WHAT NEEDS TO BE DONE:
An exact copy of every record is needed, with the pictures left out.

[Stored items from a collection]
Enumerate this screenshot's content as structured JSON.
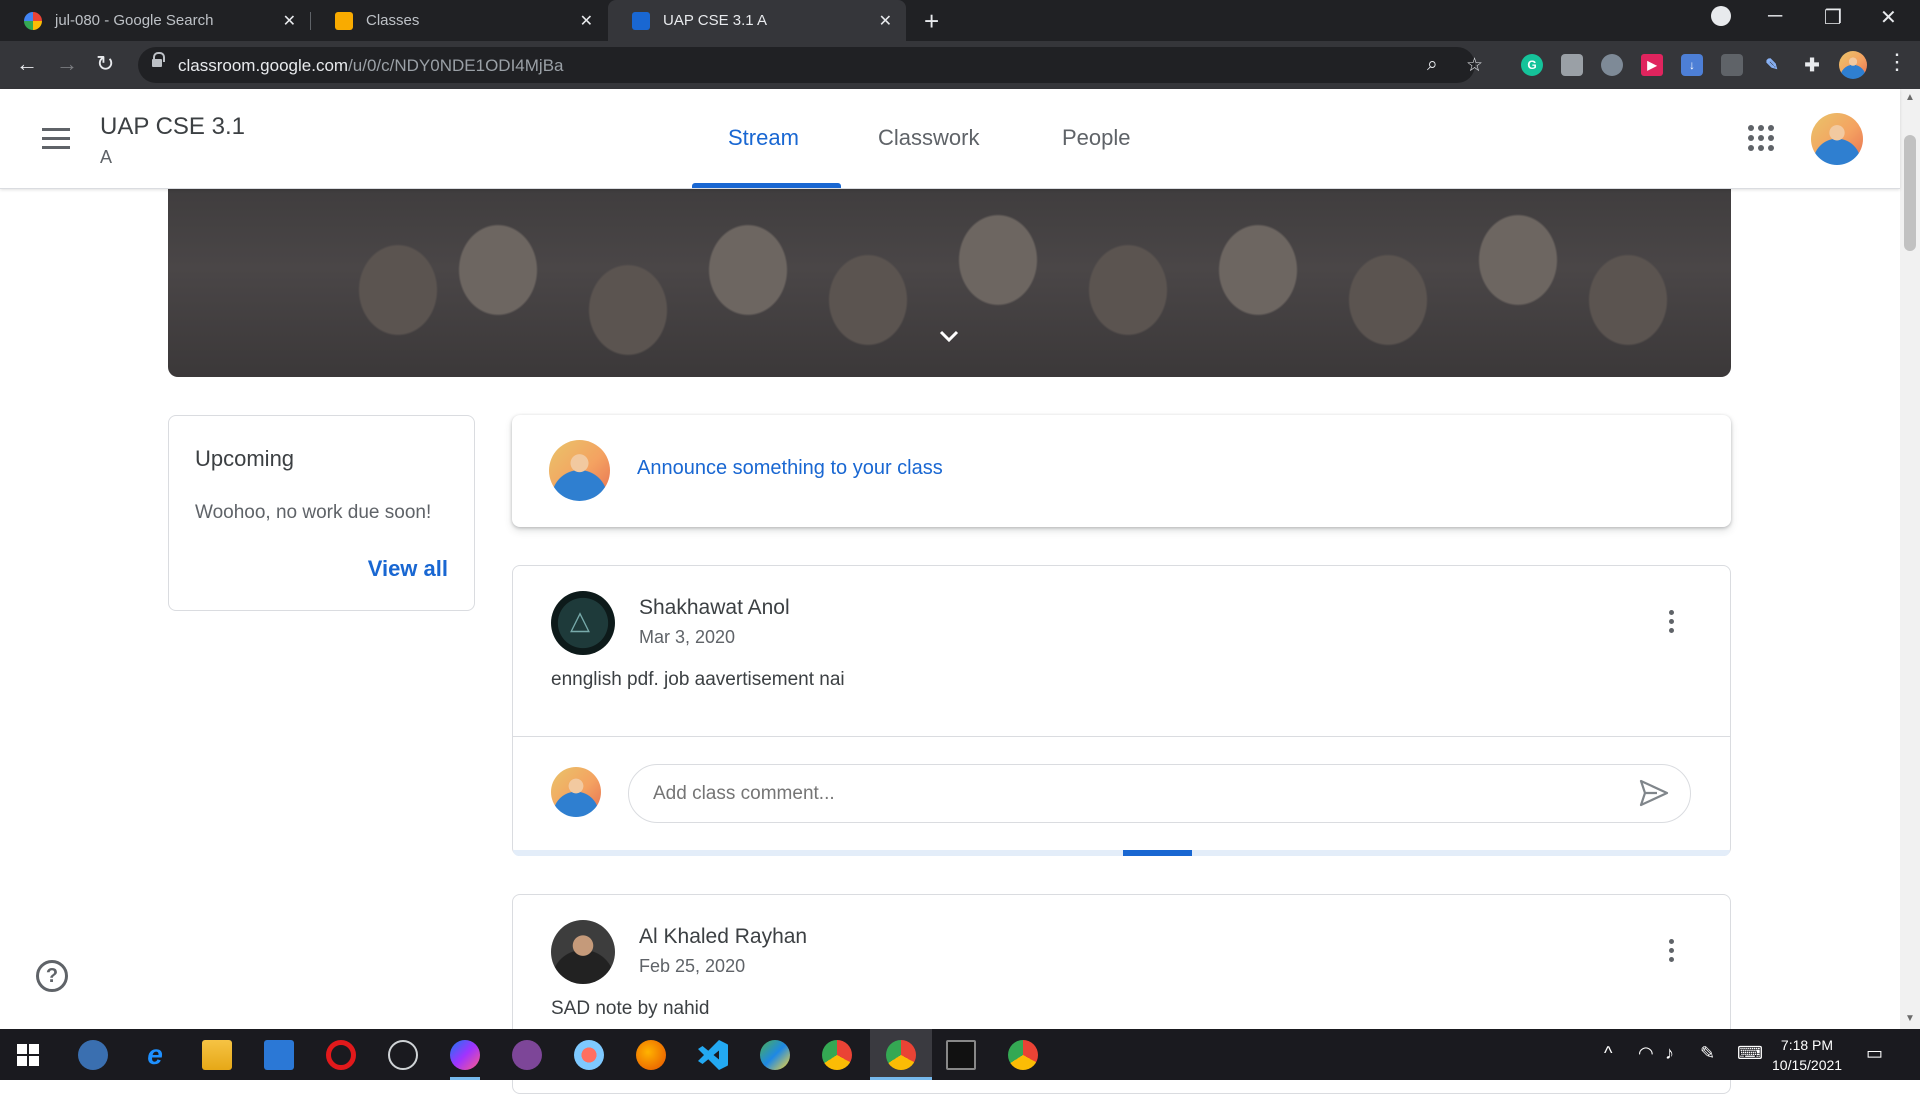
{
  "browser": {
    "tabs": [
      {
        "title": "jul-080 - Google Search",
        "icon": "google-g-icon",
        "active": false
      },
      {
        "title": "Classes",
        "icon": "classroom-icon",
        "active": false
      },
      {
        "title": "UAP CSE 3.1 A",
        "icon": "classroom-class-icon",
        "active": true
      }
    ],
    "url_domain": "classroom.google.com",
    "url_path": "/u/0/c/NDY0NDE1ODI4MjBa"
  },
  "header": {
    "class_name": "UAP CSE 3.1",
    "section": "A",
    "tabs": [
      "Stream",
      "Classwork",
      "People"
    ],
    "active_tab": "Stream"
  },
  "upcoming": {
    "title": "Upcoming",
    "message": "Woohoo, no work due soon!",
    "view_all": "View all"
  },
  "announce": {
    "prompt": "Announce something to your class"
  },
  "posts": [
    {
      "author": "Shakhawat Anol",
      "date": "Mar 3, 2020",
      "body": "ennglish pdf. job aavertisement nai",
      "comment_placeholder": "Add class comment..."
    },
    {
      "author": "Al Khaled Rayhan",
      "date": "Feb 25, 2020",
      "body": "SAD note by nahid"
    }
  ],
  "taskbar": {
    "time": "7:18 PM",
    "date": "10/15/2021"
  },
  "colors": {
    "accent": "#1967d2",
    "chrome_dark": "#202124",
    "chrome_toolbar": "#35363a"
  }
}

OUTPUT OF THE EXERCISE:
Enumerate this screenshot's content as structured JSON.
{
  "browser": {
    "tabs": [
      {
        "title": "jul-080 - Google Search",
        "icon": "google-g-icon",
        "active": false
      },
      {
        "title": "Classes",
        "icon": "classroom-icon",
        "active": false
      },
      {
        "title": "UAP CSE 3.1 A",
        "icon": "classroom-class-icon",
        "active": true
      }
    ],
    "url_domain": "classroom.google.com",
    "url_path": "/u/0/c/NDY0NDE1ODI4MjBa"
  },
  "header": {
    "class_name": "UAP CSE 3.1",
    "section": "A",
    "tabs": [
      "Stream",
      "Classwork",
      "People"
    ],
    "active_tab": "Stream"
  },
  "upcoming": {
    "title": "Upcoming",
    "message": "Woohoo, no work due soon!",
    "view_all": "View all"
  },
  "announce": {
    "prompt": "Announce something to your class"
  },
  "posts": [
    {
      "author": "Shakhawat Anol",
      "date": "Mar 3, 2020",
      "body": "ennglish pdf. job aavertisement nai",
      "comment_placeholder": "Add class comment..."
    },
    {
      "author": "Al Khaled Rayhan",
      "date": "Feb 25, 2020",
      "body": "SAD note by nahid"
    }
  ],
  "taskbar": {
    "time": "7:18 PM",
    "date": "10/15/2021"
  },
  "colors": {
    "accent": "#1967d2",
    "chrome_dark": "#202124",
    "chrome_toolbar": "#35363a"
  }
}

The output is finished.